End Notes:

(1)  Section 14(3) of the Jammu and Kashmir Reorganization Act, 2019.
(2)  Section 14(4) (a) of this Act.
(3) Section 14(7) of this Act.
(4) Section 17 of this Act.
(5) Fifth schedule See section 95 and 96) Table -1 of The Jammu and Kashmir Reorganization Act, 2019.
(6) Table-3 of the Fifth schedule of this Act.

1 Comment
  • Gaurav
    6:09 PM, July 2020

    Well done

Leave a Reply

Your email address will not be published. Required fields are marked *

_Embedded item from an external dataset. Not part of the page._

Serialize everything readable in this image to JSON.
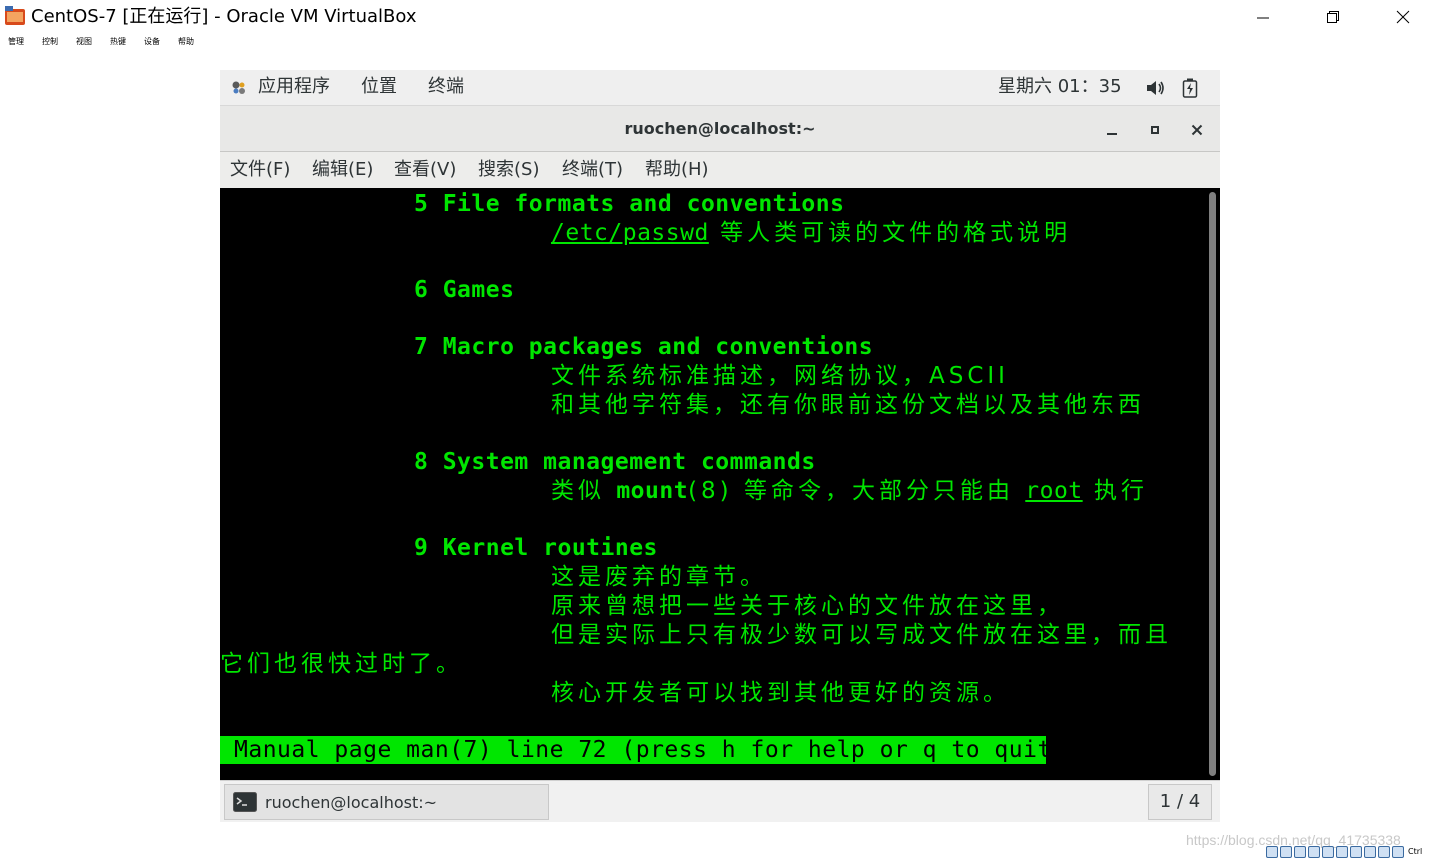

Privacy Settings
We use cookies to enhance your experience while using our website. If you are using our Services via a browser you can restrict, block or remove cookies through your web browser settings. We also use content and scripts from third parties that may use tracking technologies. You can selectively provide your consent below to allow such third party embeds. For complete information about the cookies we use, data we collect and how we process them, please check our Privacy Policy
Consent to display content from Youtube
Consent to display content from Vimeo
Google Maps
Consent to display content from Google
Consent to display content from Spotify
Sound Cloud
Consent to display content from Sound
Generic selectors
Exact matches only
Search in title
Search in content
Search in posts
Search in pages